_Problem to work on_. Repeat the whole listing, keeping every word and every line intact.

(Input)

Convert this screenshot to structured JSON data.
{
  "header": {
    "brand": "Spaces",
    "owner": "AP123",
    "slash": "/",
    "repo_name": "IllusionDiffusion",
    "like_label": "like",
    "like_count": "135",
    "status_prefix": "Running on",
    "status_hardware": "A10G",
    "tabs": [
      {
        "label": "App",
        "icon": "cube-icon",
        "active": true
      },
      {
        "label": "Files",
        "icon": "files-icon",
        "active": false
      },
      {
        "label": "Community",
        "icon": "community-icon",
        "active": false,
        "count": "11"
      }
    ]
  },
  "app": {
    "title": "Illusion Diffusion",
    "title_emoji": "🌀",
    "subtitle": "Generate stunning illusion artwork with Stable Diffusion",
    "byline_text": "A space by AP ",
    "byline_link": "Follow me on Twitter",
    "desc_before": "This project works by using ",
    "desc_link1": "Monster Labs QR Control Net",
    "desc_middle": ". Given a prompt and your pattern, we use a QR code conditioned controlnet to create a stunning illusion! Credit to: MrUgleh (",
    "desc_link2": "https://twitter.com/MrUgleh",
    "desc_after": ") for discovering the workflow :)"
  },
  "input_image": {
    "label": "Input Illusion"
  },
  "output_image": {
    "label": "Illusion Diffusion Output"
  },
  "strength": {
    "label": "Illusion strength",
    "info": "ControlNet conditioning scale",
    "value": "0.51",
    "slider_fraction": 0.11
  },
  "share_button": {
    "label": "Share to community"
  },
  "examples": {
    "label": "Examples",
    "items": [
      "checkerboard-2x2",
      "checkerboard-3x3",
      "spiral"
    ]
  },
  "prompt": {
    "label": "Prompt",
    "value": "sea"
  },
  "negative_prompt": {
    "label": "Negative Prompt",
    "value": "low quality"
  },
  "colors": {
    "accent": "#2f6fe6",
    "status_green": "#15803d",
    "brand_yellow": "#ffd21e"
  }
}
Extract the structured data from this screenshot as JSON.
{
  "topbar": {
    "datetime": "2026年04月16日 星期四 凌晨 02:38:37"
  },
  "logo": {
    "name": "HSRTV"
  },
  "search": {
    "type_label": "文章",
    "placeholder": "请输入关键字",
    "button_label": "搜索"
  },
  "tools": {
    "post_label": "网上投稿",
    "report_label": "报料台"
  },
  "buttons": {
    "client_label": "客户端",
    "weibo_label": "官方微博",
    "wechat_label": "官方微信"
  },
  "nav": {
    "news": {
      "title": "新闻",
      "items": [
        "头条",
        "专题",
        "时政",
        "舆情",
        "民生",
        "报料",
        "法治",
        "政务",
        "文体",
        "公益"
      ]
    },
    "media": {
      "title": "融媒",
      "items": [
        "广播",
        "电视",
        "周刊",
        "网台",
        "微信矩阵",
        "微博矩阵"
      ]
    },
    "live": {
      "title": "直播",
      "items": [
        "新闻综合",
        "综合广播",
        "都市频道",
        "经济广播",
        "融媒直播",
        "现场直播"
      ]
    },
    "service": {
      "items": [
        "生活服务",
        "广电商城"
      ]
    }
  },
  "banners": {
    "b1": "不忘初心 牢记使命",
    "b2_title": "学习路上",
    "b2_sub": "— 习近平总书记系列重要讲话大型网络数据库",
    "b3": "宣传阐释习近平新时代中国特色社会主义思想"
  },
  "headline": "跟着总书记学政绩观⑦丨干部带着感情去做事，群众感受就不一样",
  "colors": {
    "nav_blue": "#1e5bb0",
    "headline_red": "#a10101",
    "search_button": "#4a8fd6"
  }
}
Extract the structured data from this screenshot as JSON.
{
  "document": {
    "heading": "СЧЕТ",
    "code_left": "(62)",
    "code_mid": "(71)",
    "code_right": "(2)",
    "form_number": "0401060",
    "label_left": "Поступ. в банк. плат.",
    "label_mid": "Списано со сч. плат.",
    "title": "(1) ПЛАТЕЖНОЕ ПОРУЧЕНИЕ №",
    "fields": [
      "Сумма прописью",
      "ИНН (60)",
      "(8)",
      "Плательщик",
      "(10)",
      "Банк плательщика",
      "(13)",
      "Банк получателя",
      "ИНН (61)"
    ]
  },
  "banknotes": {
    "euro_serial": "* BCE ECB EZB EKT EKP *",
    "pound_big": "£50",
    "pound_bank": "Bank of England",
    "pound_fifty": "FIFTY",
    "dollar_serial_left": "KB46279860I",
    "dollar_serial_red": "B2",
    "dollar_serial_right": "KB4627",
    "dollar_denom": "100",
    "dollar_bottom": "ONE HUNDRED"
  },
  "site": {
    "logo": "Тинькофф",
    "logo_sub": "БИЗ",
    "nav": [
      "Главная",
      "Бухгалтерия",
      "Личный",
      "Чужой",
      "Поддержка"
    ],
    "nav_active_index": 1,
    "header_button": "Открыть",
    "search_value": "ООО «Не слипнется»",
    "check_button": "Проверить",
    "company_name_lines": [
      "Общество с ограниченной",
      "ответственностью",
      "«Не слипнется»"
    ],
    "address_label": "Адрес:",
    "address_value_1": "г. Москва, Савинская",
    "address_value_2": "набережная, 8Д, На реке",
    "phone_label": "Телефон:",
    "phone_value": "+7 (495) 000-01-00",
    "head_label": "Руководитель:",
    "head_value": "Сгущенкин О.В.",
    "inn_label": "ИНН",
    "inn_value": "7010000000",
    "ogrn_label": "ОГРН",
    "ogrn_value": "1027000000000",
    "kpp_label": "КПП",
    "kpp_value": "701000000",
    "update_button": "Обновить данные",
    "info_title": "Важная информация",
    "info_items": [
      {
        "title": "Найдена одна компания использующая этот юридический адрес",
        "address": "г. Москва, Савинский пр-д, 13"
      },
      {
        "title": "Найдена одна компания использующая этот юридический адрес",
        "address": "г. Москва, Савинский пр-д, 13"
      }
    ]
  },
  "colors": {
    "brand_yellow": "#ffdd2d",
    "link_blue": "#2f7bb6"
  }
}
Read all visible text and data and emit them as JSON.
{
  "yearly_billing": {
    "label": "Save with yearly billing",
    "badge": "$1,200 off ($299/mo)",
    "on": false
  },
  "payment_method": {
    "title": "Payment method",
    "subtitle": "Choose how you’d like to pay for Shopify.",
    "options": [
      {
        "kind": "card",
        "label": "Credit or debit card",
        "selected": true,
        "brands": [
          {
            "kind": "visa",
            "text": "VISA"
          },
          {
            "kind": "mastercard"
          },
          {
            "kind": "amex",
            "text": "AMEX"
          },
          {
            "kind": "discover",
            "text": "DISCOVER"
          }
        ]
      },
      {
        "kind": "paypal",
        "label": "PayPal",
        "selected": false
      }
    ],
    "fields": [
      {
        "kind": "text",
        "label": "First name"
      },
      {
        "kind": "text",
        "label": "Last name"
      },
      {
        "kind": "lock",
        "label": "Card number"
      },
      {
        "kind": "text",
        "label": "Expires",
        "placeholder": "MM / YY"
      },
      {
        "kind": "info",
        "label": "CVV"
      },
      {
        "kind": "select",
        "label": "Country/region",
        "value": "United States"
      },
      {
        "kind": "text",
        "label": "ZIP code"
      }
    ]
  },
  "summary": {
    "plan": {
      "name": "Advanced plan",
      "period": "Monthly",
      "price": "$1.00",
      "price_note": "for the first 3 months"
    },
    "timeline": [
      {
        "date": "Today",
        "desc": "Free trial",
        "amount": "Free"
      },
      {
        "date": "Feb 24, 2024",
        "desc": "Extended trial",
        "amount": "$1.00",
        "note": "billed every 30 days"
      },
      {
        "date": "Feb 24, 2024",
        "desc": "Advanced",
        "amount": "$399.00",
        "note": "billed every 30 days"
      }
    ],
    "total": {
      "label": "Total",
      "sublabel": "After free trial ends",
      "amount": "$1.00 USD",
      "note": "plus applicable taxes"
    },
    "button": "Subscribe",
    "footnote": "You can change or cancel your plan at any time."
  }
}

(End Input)

_Exercise response_.
Convert this screenshot to structured JSON data.
{
  "header": {
    "brand": "Spaces",
    "owner": "AP123",
    "slash": "/",
    "repo_name": "IllusionDiffusion",
    "like_label": "like",
    "like_count": "135",
    "status_prefix": "Running on",
    "status_hardware": "A10G",
    "tabs": [
      {
        "label": "App",
        "icon": "cube-icon",
        "active": true
      },
      {
        "label": "Files",
        "icon": "files-icon",
        "active": false
      },
      {
        "label": "Community",
        "icon": "community-icon",
        "active": false,
        "count": "11"
      }
    ]
  },
  "app": {
    "title": "Illusion Diffusion",
    "title_emoji": "🌀",
    "subtitle": "Generate stunning illusion artwork with Stable Diffusion",
    "byline_text": "A space by AP ",
    "byline_link": "Follow me on Twitter",
    "desc_before": "This project works by using ",
    "desc_link1": "Monster Labs QR Control Net",
    "desc_middle": ". Given a prompt and your pattern, we use a QR code conditioned controlnet to create a stunning illusion! Credit to: MrUgleh (",
    "desc_link2": "https://twitter.com/MrUgleh",
    "desc_after": ") for discovering the workflow :)"
  },
  "input_image": {
    "label": "Input Illusion"
  },
  "output_image": {
    "label": "Illusion Diffusion Output"
  },
  "strength": {
    "label": "Illusion strength",
    "info": "ControlNet conditioning scale",
    "value": "0.51",
    "slider_fraction": 0.11
  },
  "share_button": {
    "label": "Share to community"
  },
  "examples": {
    "label": "Examples",
    "items": [
      "checkerboard-2x2",
      "checkerboard-3x3",
      "spiral"
    ]
  },
  "prompt": {
    "label": "Prompt",
    "value": "sea"
  },
  "negative_prompt": {
    "label": "Negative Prompt",
    "value": "low quality"
  },
  "colors": {
    "accent": "#2f6fe6",
    "status_green": "#15803d",
    "brand_yellow": "#ffd21e"
  }
}
Extract the structured data from this screenshot as JSON.
{
  "topbar": {
    "datetime": "2026年04月16日 星期四 凌晨 02:38:37"
  },
  "logo": {
    "name": "HSRTV"
  },
  "search": {
    "type_label": "文章",
    "placeholder": "请输入关键字",
    "button_label": "搜索"
  },
  "tools": {
    "post_label": "网上投稿",
    "report_label": "报料台"
  },
  "buttons": {
    "client_label": "客户端",
    "weibo_label": "官方微博",
    "wechat_label": "官方微信"
  },
  "nav": {
    "news": {
      "title": "新闻",
      "items": [
        "头条",
        "专题",
        "时政",
        "舆情",
        "民生",
        "报料",
        "法治",
        "政务",
        "文体",
        "公益"
      ]
    },
    "media": {
      "title": "融媒",
      "items": [
        "广播",
        "电视",
        "周刊",
        "网台",
        "微信矩阵",
        "微博矩阵"
      ]
    },
    "live": {
      "title": "直播",
      "items": [
        "新闻综合",
        "综合广播",
        "都市频道",
        "经济广播",
        "融媒直播",
        "现场直播"
      ]
    },
    "service": {
      "items": [
        "生活服务",
        "广电商城"
      ]
    }
  },
  "banners": {
    "b1": "不忘初心 牢记使命",
    "b2_title": "学习路上",
    "b2_sub": "— 习近平总书记系列重要讲话大型网络数据库",
    "b3": "宣传阐释习近平新时代中国特色社会主义思想"
  },
  "headline": "跟着总书记学政绩观⑦丨干部带着感情去做事，群众感受就不一样",
  "colors": {
    "nav_blue": "#1e5bb0",
    "headline_red": "#a10101",
    "search_button": "#4a8fd6"
  }
}
Extract the structured data from this screenshot as JSON.
{
  "document": {
    "heading": "СЧЕТ",
    "code_left": "(62)",
    "code_mid": "(71)",
    "code_right": "(2)",
    "form_number": "0401060",
    "label_left": "Поступ. в банк. плат.",
    "label_mid": "Списано со сч. плат.",
    "title": "(1) ПЛАТЕЖНОЕ ПОРУЧЕНИЕ №",
    "fields": [
      "Сумма прописью",
      "ИНН (60)",
      "(8)",
      "Плательщик",
      "(10)",
      "Банк плательщика",
      "(13)",
      "Банк получателя",
      "ИНН (61)"
    ]
  },
  "banknotes": {
    "euro_serial": "* BCE ECB EZB EKT EKP *",
    "pound_big": "£50",
    "pound_bank": "Bank of England",
    "pound_fifty": "FIFTY",
    "dollar_serial_left": "KB46279860I",
    "dollar_serial_red": "B2",
    "dollar_serial_right": "KB4627",
    "dollar_denom": "100",
    "dollar_bottom": "ONE HUNDRED"
  },
  "site": {
    "logo": "Тинькофф",
    "logo_sub": "БИЗ",
    "nav": [
      "Главная",
      "Бухгалтерия",
      "Личный",
      "Чужой",
      "Поддержка"
    ],
    "nav_active_index": 1,
    "header_button": "Открыть",
    "search_value": "ООО «Не слипнется»",
    "check_button": "Проверить",
    "company_name_lines": [
      "Общество с ограниченной",
      "ответственностью",
      "«Не слипнется»"
    ],
    "address_label": "Адрес:",
    "address_value_1": "г. Москва, Савинская",
    "address_value_2": "набережная, 8Д, На реке",
    "phone_label": "Телефон:",
    "phone_value": "+7 (495) 000-01-00",
    "head_label": "Руководитель:",
    "head_value": "Сгущенкин О.В.",
    "inn_label": "ИНН",
    "inn_value": "7010000000",
    "ogrn_label": "ОГРН",
    "ogrn_value": "1027000000000",
    "kpp_label": "КПП",
    "kpp_value": "701000000",
    "update_button": "Обновить данные",
    "info_title": "Важная информация",
    "info_items": [
      {
        "title": "Найдена одна компания использующая этот юридический адрес",
        "address": "г. Москва, Савинский пр-д, 13"
      },
      {
        "title": "Найдена одна компания использующая этот юридический адрес",
        "address": "г. Москва, Савинский пр-д, 13"
      }
    ]
  },
  "colors": {
    "brand_yellow": "#ffdd2d",
    "link_blue": "#2f7bb6"
  }
}
Read all visible text and data and emit them as JSON.
{
  "yearly_billing": {
    "label": "Save with yearly billing",
    "badge": "$1,200 off ($299/mo)",
    "on": false
  },
  "payment_method": {
    "title": "Payment method",
    "subtitle": "Choose how you’d like to pay for Shopify.",
    "options": [
      {
        "kind": "card",
        "label": "Credit or debit card",
        "selected": true,
        "brands": [
          {
            "kind": "visa",
            "text": "VISA"
          },
          {
            "kind": "mastercard"
          },
          {
            "kind": "amex",
            "text": "AMEX"
          },
          {
            "kind": "discover",
            "text": "DISCOVER"
          }
        ]
      },
      {
        "kind": "paypal",
        "label": "PayPal",
        "selected": false
      }
    ],
    "fields": [
      {
        "kind": "text",
        "label": "First name"
      },
      {
        "kind": "text",
        "label": "Last name"
      },
      {
        "kind": "lock",
        "label": "Card number"
      },
      {
        "kind": "text",
        "label": "Expires",
        "placeholder": "MM / YY"
      },
      {
        "kind": "info",
        "label": "CVV"
      },
      {
        "kind": "select",
        "label": "Country/region",
        "value": "United States"
      },
      {
        "kind": "text",
        "label": "ZIP code"
      }
    ]
  },
  "summary": {
    "plan": {
      "name": "Advanced plan",
      "period": "Monthly",
      "price": "$1.00",
      "price_note": "for the first 3 months"
    },
    "timeline": [
      {
        "date": "Today",
        "desc": "Free trial",
        "amount": "Free"
      },
      {
        "date": "Feb 24, 2024",
        "desc": "Extended trial",
        "amount": "$1.00",
        "note": "billed every 30 days"
      },
      {
        "date": "Feb 24, 2024",
        "desc": "Advanced",
        "amount": "$399.00",
        "note": "billed every 30 days"
      }
    ],
    "total": {
      "label": "Total",
      "sublabel": "After free trial ends",
      "amount": "$1.00 USD",
      "note": "plus applicable taxes"
    },
    "button": "Subscribe",
    "footnote": "You can change or cancel your plan at any time."
  }
}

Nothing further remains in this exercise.